What this task involves
Set out the records again, keeping every word as it is.

### Extracted information ###

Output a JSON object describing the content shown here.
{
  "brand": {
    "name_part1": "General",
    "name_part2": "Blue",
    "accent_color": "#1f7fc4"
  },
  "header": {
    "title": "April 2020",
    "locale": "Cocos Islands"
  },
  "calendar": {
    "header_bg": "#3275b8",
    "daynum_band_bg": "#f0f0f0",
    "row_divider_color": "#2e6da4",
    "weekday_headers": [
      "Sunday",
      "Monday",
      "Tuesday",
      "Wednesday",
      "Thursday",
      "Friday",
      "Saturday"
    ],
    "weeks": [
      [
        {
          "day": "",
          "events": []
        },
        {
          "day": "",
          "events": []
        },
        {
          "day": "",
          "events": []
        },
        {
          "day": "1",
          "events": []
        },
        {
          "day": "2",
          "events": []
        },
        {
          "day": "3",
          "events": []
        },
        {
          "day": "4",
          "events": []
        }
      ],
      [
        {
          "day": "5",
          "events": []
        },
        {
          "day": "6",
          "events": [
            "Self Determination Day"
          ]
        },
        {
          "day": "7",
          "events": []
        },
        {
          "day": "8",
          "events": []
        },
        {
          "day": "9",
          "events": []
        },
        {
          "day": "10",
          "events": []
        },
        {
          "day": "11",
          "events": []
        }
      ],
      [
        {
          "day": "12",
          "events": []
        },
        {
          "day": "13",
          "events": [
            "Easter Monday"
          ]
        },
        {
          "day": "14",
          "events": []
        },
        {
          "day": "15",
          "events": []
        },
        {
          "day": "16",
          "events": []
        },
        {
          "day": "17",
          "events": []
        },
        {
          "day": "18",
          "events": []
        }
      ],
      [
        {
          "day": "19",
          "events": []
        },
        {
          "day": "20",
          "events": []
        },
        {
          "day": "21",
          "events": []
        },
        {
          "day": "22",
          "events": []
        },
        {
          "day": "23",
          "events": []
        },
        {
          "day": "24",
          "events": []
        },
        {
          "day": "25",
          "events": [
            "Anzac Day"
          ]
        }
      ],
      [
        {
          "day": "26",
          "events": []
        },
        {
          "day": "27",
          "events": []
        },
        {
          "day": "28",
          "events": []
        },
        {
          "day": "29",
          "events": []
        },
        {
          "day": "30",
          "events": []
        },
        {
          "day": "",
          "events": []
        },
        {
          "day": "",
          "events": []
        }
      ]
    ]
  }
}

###

Written solution
Output a JSON object describing the content shown here.
{
  "brand": {
    "name_part1": "General",
    "name_part2": "Blue",
    "accent_color": "#1f7fc4"
  },
  "header": {
    "title": "April 2020",
    "locale": "Cocos Islands"
  },
  "calendar": {
    "header_bg": "#3275b8",
    "daynum_band_bg": "#f0f0f0",
    "row_divider_color": "#2e6da4",
    "weekday_headers": [
      "Sunday",
      "Monday",
      "Tuesday",
      "Wednesday",
      "Thursday",
      "Friday",
      "Saturday"
    ],
    "weeks": [
      [
        {
          "day": "",
          "events": []
        },
        {
          "day": "",
          "events": []
        },
        {
          "day": "",
          "events": []
        },
        {
          "day": "1",
          "events": []
        },
        {
          "day": "2",
          "events": []
        },
        {
          "day": "3",
          "events": []
        },
        {
          "day": "4",
          "events": []
        }
      ],
      [
        {
          "day": "5",
          "events": []
        },
        {
          "day": "6",
          "events": [
            "Self Determination Day"
          ]
        },
        {
          "day": "7",
          "events": []
        },
        {
          "day": "8",
          "events": []
        },
        {
          "day": "9",
          "events": []
        },
        {
          "day": "10",
          "events": []
        },
        {
          "day": "11",
          "events": []
        }
      ],
      [
        {
          "day": "12",
          "events": []
        },
        {
          "day": "13",
          "events": [
            "Easter Monday"
          ]
        },
        {
          "day": "14",
          "events": []
        },
        {
          "day": "15",
          "events": []
        },
        {
          "day": "16",
          "events": []
        },
        {
          "day": "17",
          "events": []
        },
        {
          "day": "18",
          "events": []
        }
      ],
      [
        {
          "day": "19",
          "events": []
        },
        {
          "day": "20",
          "events": []
        },
        {
          "day": "21",
          "events": []
        },
        {
          "day": "22",
          "events": []
        },
        {
          "day": "23",
          "events": []
        },
        {
          "day": "24",
          "events": []
        },
        {
          "day": "25",
          "events": [
            "Anzac Day"
          ]
        }
      ],
      [
        {
          "day": "26",
          "events": []
        },
        {
          "day": "27",
          "events": []
        },
        {
          "day": "28",
          "events": []
        },
        {
          "day": "29",
          "events": []
        },
        {
          "day": "30",
          "events": []
        },
        {
          "day": "",
          "events": []
        },
        {
          "day": "",
          "events": []
        }
      ]
    ]
  }
}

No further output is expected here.